As my immediate family and closest friends already know, I decided last year to reject the Christian world view. My reason is simple: not enough evidence. The Bible is not consistent with itself, let alone with what we can observe of reality, be it history, science, or the reality of suffering all over the world. There is no strong evidence that Jesus is who the Bible claims he is, or that he rose from the dead. Some Christians point to a personal experience of positive change in their lives as evidence. But that doesn't lend any weight to Christianity, because people of all religions claim to have experiences which they interpret as validation of their religion. And faith, which is belief without sufficient evidence, is a cop-out.

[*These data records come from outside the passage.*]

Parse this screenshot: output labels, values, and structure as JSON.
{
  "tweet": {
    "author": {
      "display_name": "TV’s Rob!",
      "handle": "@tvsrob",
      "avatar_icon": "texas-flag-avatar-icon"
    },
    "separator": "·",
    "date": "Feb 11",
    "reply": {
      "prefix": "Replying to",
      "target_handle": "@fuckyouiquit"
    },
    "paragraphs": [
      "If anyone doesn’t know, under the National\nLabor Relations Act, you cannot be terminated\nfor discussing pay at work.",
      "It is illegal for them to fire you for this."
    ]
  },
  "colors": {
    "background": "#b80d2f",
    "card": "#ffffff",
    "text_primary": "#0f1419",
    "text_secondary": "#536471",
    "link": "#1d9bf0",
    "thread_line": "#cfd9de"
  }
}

Of course, these are just assertions, and my rejection of Christianity would not be rational if I didn't back those assertions up. The nice thing about the Web is that I can simply link to some more detailed treatments of these subjects. So here are a few links to get you started. I may not agree with all of these authors on every single point, but I'm in substantial agreement with them.

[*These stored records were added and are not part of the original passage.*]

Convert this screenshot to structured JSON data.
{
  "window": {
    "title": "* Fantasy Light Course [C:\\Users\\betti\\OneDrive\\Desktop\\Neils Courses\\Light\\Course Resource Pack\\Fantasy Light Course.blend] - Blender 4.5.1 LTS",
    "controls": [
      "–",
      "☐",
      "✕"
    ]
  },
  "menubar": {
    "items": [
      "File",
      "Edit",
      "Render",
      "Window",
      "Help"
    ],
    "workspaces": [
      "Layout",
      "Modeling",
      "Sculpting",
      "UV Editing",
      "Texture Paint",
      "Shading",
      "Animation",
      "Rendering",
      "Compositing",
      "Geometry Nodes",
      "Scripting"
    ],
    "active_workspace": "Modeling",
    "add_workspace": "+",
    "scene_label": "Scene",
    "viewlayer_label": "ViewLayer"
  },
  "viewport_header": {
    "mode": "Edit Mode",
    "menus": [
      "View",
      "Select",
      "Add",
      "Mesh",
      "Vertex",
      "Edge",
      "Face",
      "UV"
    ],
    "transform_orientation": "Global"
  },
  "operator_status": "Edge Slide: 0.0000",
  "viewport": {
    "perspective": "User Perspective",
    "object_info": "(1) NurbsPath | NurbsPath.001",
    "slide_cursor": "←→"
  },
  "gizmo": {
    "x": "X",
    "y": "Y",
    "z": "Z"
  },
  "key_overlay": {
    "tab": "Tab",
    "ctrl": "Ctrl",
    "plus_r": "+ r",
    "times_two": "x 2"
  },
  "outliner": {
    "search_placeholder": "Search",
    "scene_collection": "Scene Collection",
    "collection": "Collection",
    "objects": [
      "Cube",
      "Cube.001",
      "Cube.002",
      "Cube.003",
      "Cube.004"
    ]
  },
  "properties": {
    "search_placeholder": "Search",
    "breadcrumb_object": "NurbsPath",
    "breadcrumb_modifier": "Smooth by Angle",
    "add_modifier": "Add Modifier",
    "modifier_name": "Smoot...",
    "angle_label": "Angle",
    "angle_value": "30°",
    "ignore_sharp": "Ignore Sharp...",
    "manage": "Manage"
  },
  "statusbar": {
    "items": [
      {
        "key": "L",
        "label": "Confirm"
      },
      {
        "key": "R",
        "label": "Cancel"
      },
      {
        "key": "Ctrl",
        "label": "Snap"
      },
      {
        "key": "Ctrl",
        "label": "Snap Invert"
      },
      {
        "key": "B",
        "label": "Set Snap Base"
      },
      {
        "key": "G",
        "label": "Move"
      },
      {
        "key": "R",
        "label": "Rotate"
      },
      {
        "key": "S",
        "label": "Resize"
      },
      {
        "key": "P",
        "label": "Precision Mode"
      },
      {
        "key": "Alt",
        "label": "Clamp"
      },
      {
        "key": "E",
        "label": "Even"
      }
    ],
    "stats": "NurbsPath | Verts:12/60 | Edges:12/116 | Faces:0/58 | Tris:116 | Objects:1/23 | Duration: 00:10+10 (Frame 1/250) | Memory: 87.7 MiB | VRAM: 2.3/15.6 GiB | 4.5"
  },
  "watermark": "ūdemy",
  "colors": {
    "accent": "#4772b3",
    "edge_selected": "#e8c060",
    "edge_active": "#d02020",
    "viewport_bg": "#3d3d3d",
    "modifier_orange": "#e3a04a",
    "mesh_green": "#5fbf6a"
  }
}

- Why I Am Not a Christian, by Richard Carrier
- Why I Am Not a Christian, by Keith Parsons
- Bible Contradictions, by Dan Barker
- Why Won't God Heal Amputees? (deals with much more than the name implies)
Yes, I'm unabashedly linking to the writings of vocal atheists, and I've read many more such writings than I've linked to here (along with Christian apologetics). My Christian parents and other family members have expressed their concern that I've opened my mind to the influence of the devil, and have asked that I refrain from doing so. I agreed to refrain for a time last year, but not anymore. I believe that the very idea of Satanic influence is simply Christianity's built-in defense against skepticism. If Christianity were true, then my belief should have withstood my study of arguments from both sides.
Some Christians may assert that I am rejecting Christianity because I want to live a selfish, immoral life, or because I don't want to be accountable to my creator. That is emphatically not the case. I'm not perfect, but I want to live an upright, moral life. In fact, if you ever notice that I'm using my new beliefs to justify an act that is clearly immoral or overly selfish, then please call me out on it. Furthermore, if there is evidence that we humans were created by some intelligent being, that this being is still alive, and that this being cares how we live our lives, then I'd love to receive guidance from this being. But I don't know of any compelling evidence for such a being, so it seems foolish to organize my life around a belief that the Bible is true.
So what do I believe instead?
At the most basic level, I believe that beliefs should be backed by logic and evidence. In other words, beliefs should be internally coherent and should be consistent with observable reality. What are my logic and evidence for this belief? Well, logic and evidence, in the form of science, have worked pretty well for us in the last few centuries. And we use logic and evidence to determine the truth or falsehood of ordinary factual claims. So why not apply the same standard consistently? In particular, why accept faith as a valid answer for the biggest questions we face, when we wouldn't accept it for more mundane things?
I believe that morality is all about maximizing overall well-being for all conscious creatures, most notably humans but also including many animals. On a more practical level, I believe it's fine to pursue one's personal goals, but only to a point; we need to be considerate of others. In particular, we need to avoid doing to others what we would not want done to ourselves. All manner of moral guidelines can be derived from these principles. Some moral choices are pretty clear-cut; some are not. And it seems to me that the Bible is of little value as a guide to morality. Of course, I'm not setting myself up as any kind of moral authority; this is just my current understanding of morality. And I'm still working on practicing these principles in my own life.
I believe that, in the absence of evidence for a god or an afterlife, we should live as though we're on our own and this life is all there is. This, I think, is where my beliefs collide most directly with Christianity. Christians believe that this world is ultimately doomed, and that it's most important to prepare for eternity, meaning the world and the life after this one. Frankly, I'm afraid that if the first part of that belief is taken to heart, it may become a self-fulfilling prophecy, especially with strong Christians occupying positions of power in the most powerful country on Earth. A belief that God will eventually set things right also seems to encourage apathy about the state of this world; at least it did that in me for a time. I now believe that this world and this life are all we can be certain that we have, and when we see something wrong with this world, we should consider what we can do, if anything, to make it better. In particular, in a country like the US that has at least a semblance of democratic government, it really matters whom we vote for and what causes we support.
And that's why I'm writing this blog post. It really matters what we believe and what we do about those beliefs. I will try not to be pushy or obnoxious about this; I know I can't make my Christian family and friends see things as I now do. And I'm doing my best to continue to live peacefully with my Christian family and friends, whom I still love. But I will not keep quiet about my beliefs anymore. If you're a Christian, I urge you to think calmly and rationally about what I'm writing here, and follow the links above to learn more. And feel free to respond. But most of all, let's all try to make this world a better one for all of us. It sounds trite, but I truly believe it's the best goal to which we can aspire.